### YOUR OBJECTIVE
Reduce the material below to its lines containing "true".

### DATA FOR THIS TASK
★ ★ ★ ★ ★ ★ ★
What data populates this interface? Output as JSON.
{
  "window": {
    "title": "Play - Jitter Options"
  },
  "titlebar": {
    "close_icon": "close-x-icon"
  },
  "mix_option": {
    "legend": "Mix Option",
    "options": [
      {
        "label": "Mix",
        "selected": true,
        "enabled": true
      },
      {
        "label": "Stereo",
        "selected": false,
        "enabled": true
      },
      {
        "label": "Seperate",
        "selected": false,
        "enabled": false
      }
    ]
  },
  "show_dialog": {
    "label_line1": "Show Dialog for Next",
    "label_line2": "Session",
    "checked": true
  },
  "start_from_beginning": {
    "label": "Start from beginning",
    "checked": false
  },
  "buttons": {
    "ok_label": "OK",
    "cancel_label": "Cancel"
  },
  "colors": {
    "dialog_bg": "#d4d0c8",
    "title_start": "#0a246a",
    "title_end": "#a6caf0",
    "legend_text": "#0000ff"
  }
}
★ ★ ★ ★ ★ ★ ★
### THE COMPLETED TASK
        "selected": true,
        "enabled": true
        "enabled": true
    "checked": true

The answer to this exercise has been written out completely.